By Angela Ailles Bahm
On Jan. 28 the Legislative Monitoring Committee hosted the annual OBA Legislative Reading Day, and more than 75 lawyers attended. It is one of the biggest responses in quite a number of years. Personally, I am hopeful this is indicative of citizen participation in the legislative process — but it could also have been that attendees received two hours of free CLE and pizza.
The presentation method for the reading day changed this year. I started the CLE by demonstrating for the attendees how to use the legislative website to research and track bills. Attendees logged on to the system and created their free legislative monitoring account. Next, six speakers presented “10 bills in 10 minutes.” The presenters were Oklahoma County Special District Judge Richard Ogden, family and domestic docket; Mack Martin of the Martin Law Office, criminal lawyer; Lesley March, assistant attorney general and unit chief for the Victim Services Unit; Jim Milton with Hall Estill, trust and estate planning; Susan Carns Curtis of Carns Curtis Law, personal injury lawyer; and Clayton Cotton with Fenton, Fenton, Smith, Reneau and Moon, business and insurance defense litigation attorney.
I cannot thank these lawyers enough for their time and effort. Within a week they were asked to review bills filed in titles, which they were assigned de-pending on their area of expertise. They did an excellent job condensing a lot of important information into 10-minute presentations.
The morning ended with a panel of legislators. Thank you to OBA Legislative Liaison Clay Taylor, who organized and moderated the panel. Panelists were Sen. Kay Floyd (District 46), Sen. David Holt (District 30), Rep. Chris Kannady (District 91) and freshman Rep. Collin Walke (District 87). Again, my thanks for their willingness to give time on their Saturday to participate in this important educational opportunity. The legislative session began Feb. 6. The legislators and everyone present were very appreciative of the enormity of the issues to be addressed during the 2017 session.
I cannot possibly include all of the bills in this article that were discussed. Very briefly, the following is a list and brief description of some I thought were notable:
HB 1257 Abrogates common-law marriages
HB 1277 Eliminates incompatibility as a reason for dissolution of marriage under certain circumstances
SB 192 Eliminates a statute of limitations for certain sexual and child-related crimes
SB 369 Modifies jury trial procedures and particularly affects the sentencing stage
HB 2323 Allows any citizen who is not a felon to carry a gun, concealed or unconcealed
SB 362 and HB 1927 Creates the Uniform Commercial Real Estate Receivership Act
SB 424 Reduces the time to respond to discovery served with the summons to 30 days
SB 621 Pertains to the Residential Landlord Tenant Act and prohibits discrimination against a tenant or prospective tenant who has been a victim of domestic violence or sexual violence
HB 1888 and SB 441 Creates subpoena power for DHS

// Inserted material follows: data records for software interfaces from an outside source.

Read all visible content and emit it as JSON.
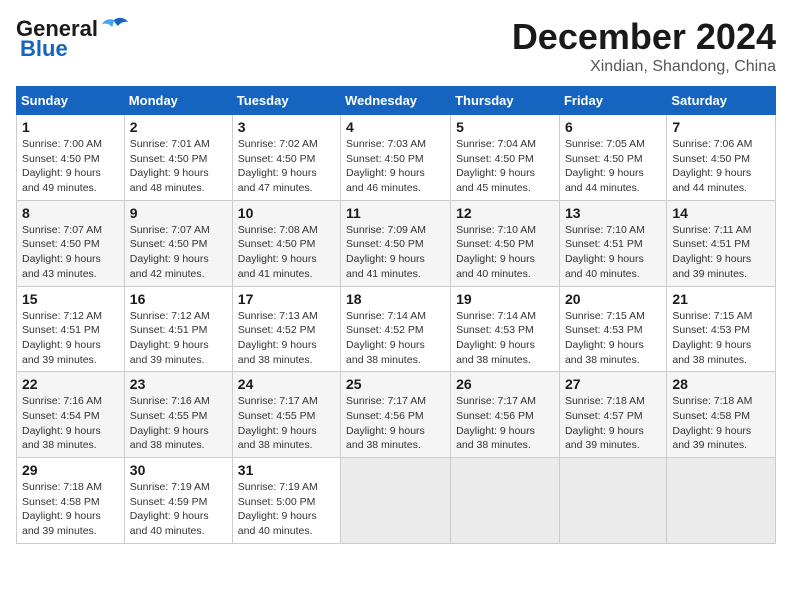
{
  "header": {
    "logo_line1": "General",
    "logo_line2": "Blue",
    "title": "December 2024",
    "subtitle": "Xindian, Shandong, China"
  },
  "calendar": {
    "days_of_week": [
      "Sunday",
      "Monday",
      "Tuesday",
      "Wednesday",
      "Thursday",
      "Friday",
      "Saturday"
    ],
    "weeks": [
      [
        {
          "day": "1",
          "sunrise": "7:00 AM",
          "sunset": "4:50 PM",
          "daylight": "9 hours and 49 minutes."
        },
        {
          "day": "2",
          "sunrise": "7:01 AM",
          "sunset": "4:50 PM",
          "daylight": "9 hours and 48 minutes."
        },
        {
          "day": "3",
          "sunrise": "7:02 AM",
          "sunset": "4:50 PM",
          "daylight": "9 hours and 47 minutes."
        },
        {
          "day": "4",
          "sunrise": "7:03 AM",
          "sunset": "4:50 PM",
          "daylight": "9 hours and 46 minutes."
        },
        {
          "day": "5",
          "sunrise": "7:04 AM",
          "sunset": "4:50 PM",
          "daylight": "9 hours and 45 minutes."
        },
        {
          "day": "6",
          "sunrise": "7:05 AM",
          "sunset": "4:50 PM",
          "daylight": "9 hours and 44 minutes."
        },
        {
          "day": "7",
          "sunrise": "7:06 AM",
          "sunset": "4:50 PM",
          "daylight": "9 hours and 44 minutes."
        }
      ],
      [
        {
          "day": "8",
          "sunrise": "7:07 AM",
          "sunset": "4:50 PM",
          "daylight": "9 hours and 43 minutes."
        },
        {
          "day": "9",
          "sunrise": "7:07 AM",
          "sunset": "4:50 PM",
          "daylight": "9 hours and 42 minutes."
        },
        {
          "day": "10",
          "sunrise": "7:08 AM",
          "sunset": "4:50 PM",
          "daylight": "9 hours and 41 minutes."
        },
        {
          "day": "11",
          "sunrise": "7:09 AM",
          "sunset": "4:50 PM",
          "daylight": "9 hours and 41 minutes."
        },
        {
          "day": "12",
          "sunrise": "7:10 AM",
          "sunset": "4:50 PM",
          "daylight": "9 hours and 40 minutes."
        },
        {
          "day": "13",
          "sunrise": "7:10 AM",
          "sunset": "4:51 PM",
          "daylight": "9 hours and 40 minutes."
        },
        {
          "day": "14",
          "sunrise": "7:11 AM",
          "sunset": "4:51 PM",
          "daylight": "9 hours and 39 minutes."
        }
      ],
      [
        {
          "day": "15",
          "sunrise": "7:12 AM",
          "sunset": "4:51 PM",
          "daylight": "9 hours and 39 minutes."
        },
        {
          "day": "16",
          "sunrise": "7:12 AM",
          "sunset": "4:51 PM",
          "daylight": "9 hours and 39 minutes."
        },
        {
          "day": "17",
          "sunrise": "7:13 AM",
          "sunset": "4:52 PM",
          "daylight": "9 hours and 38 minutes."
        },
        {
          "day": "18",
          "sunrise": "7:14 AM",
          "sunset": "4:52 PM",
          "daylight": "9 hours and 38 minutes."
        },
        {
          "day": "19",
          "sunrise": "7:14 AM",
          "sunset": "4:53 PM",
          "daylight": "9 hours and 38 minutes."
        },
        {
          "day": "20",
          "sunrise": "7:15 AM",
          "sunset": "4:53 PM",
          "daylight": "9 hours and 38 minutes."
        },
        {
          "day": "21",
          "sunrise": "7:15 AM",
          "sunset": "4:53 PM",
          "daylight": "9 hours and 38 minutes."
        }
      ],
      [
        {
          "day": "22",
          "sunrise": "7:16 AM",
          "sunset": "4:54 PM",
          "daylight": "9 hours and 38 minutes."
        },
        {
          "day": "23",
          "sunrise": "7:16 AM",
          "sunset": "4:55 PM",
          "daylight": "9 hours and 38 minutes."
        },
        {
          "day": "24",
          "sunrise": "7:17 AM",
          "sunset": "4:55 PM",
          "daylight": "9 hours and 38 minutes."
        },
        {
          "day": "25",
          "sunrise": "7:17 AM",
          "sunset": "4:56 PM",
          "daylight": "9 hours and 38 minutes."
        },
        {
          "day": "26",
          "sunrise": "7:17 AM",
          "sunset": "4:56 PM",
          "daylight": "9 hours and 38 minutes."
        },
        {
          "day": "27",
          "sunrise": "7:18 AM",
          "sunset": "4:57 PM",
          "daylight": "9 hours and 39 minutes."
        },
        {
          "day": "28",
          "sunrise": "7:18 AM",
          "sunset": "4:58 PM",
          "daylight": "9 hours and 39 minutes."
        }
      ],
      [
        {
          "day": "29",
          "sunrise": "7:18 AM",
          "sunset": "4:58 PM",
          "daylight": "9 hours and 39 minutes."
        },
        {
          "day": "30",
          "sunrise": "7:19 AM",
          "sunset": "4:59 PM",
          "daylight": "9 hours and 40 minutes."
        },
        {
          "day": "31",
          "sunrise": "7:19 AM",
          "sunset": "5:00 PM",
          "daylight": "9 hours and 40 minutes."
        },
        null,
        null,
        null,
        null
      ]
    ]
  }
}
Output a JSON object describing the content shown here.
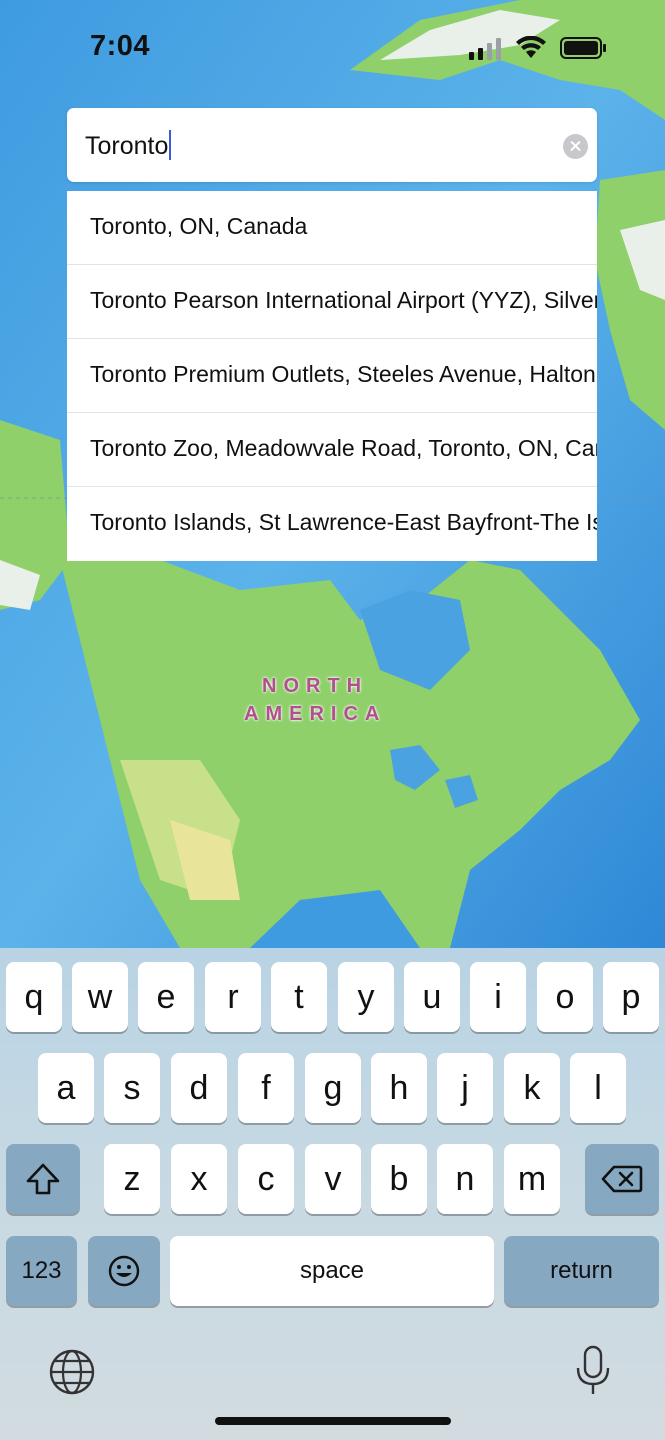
{
  "status_bar": {
    "time": "7:04"
  },
  "search": {
    "query": "Toronto"
  },
  "results": [
    "Toronto, ON, Canada",
    "Toronto Pearson International Airport (YYZ), Silver Dart Drive",
    "Toronto Premium Outlets, Steeles Avenue, Halton Hills",
    "Toronto Zoo, Meadowvale Road, Toronto, ON, Canada",
    "Toronto Islands, St Lawrence-East Bayfront-The Islands"
  ],
  "map": {
    "label_line1": "NORTH",
    "label_line2": "AMERICA",
    "colors": {
      "ocean": "#4aa3e0",
      "land": "#8fd06a",
      "arctic": "#e9f0ea"
    }
  },
  "keyboard": {
    "row1": [
      "q",
      "w",
      "e",
      "r",
      "t",
      "y",
      "u",
      "i",
      "o",
      "p"
    ],
    "row2": [
      "a",
      "s",
      "d",
      "f",
      "g",
      "h",
      "j",
      "k",
      "l"
    ],
    "row3": [
      "z",
      "x",
      "c",
      "v",
      "b",
      "n",
      "m"
    ],
    "numbers_label": "123",
    "space_label": "space",
    "return_label": "return",
    "icons": [
      "shift-icon",
      "delete-icon",
      "emoji-icon",
      "globe-icon",
      "microphone-icon"
    ]
  }
}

HB 2194 Modifies procedures for eminent domain and condemnation proceedings
SB 699 Provides for automatic retirement of appellate judges, applying the “rule of 80”
SB 700 New law eliminating the current Judicial Nominating Commission and creating a new JNC; members appointed by the President Pro Tem and the Speaker of the House
To view these bills and any other bills, use the free service on the legislative website, www. oklegislature.gov. Click on the tab LEGISLATION and see the pull-down menu to search for a specific bill, search by text and create an account to use the Track Bills (legislative electronic notification system, LENS) to build your tracking list.
Also, be sure to sign onto the MyOKBar Communities on the new and improved OBA website. For members of the Legislative Monitoring Committee, you can get to lists of bills filed under each title and stay on top of what is happening with the committee. If you are not a committee member, it is not too late to sign up. Go to www.okbar.org.
The next meeting of the Legislative Monitoring Committee will be Feb. 22, at noon at the Oklahoma Bar Center. If you plan to attend, please be sure to RSVP; lunch will be provided. I look forward to seeing you then.
Ms. Bahm practices in Oklahoma City and will serve as the Legislative Monitoring Committee chairperson. She can be contacted at email@example.com.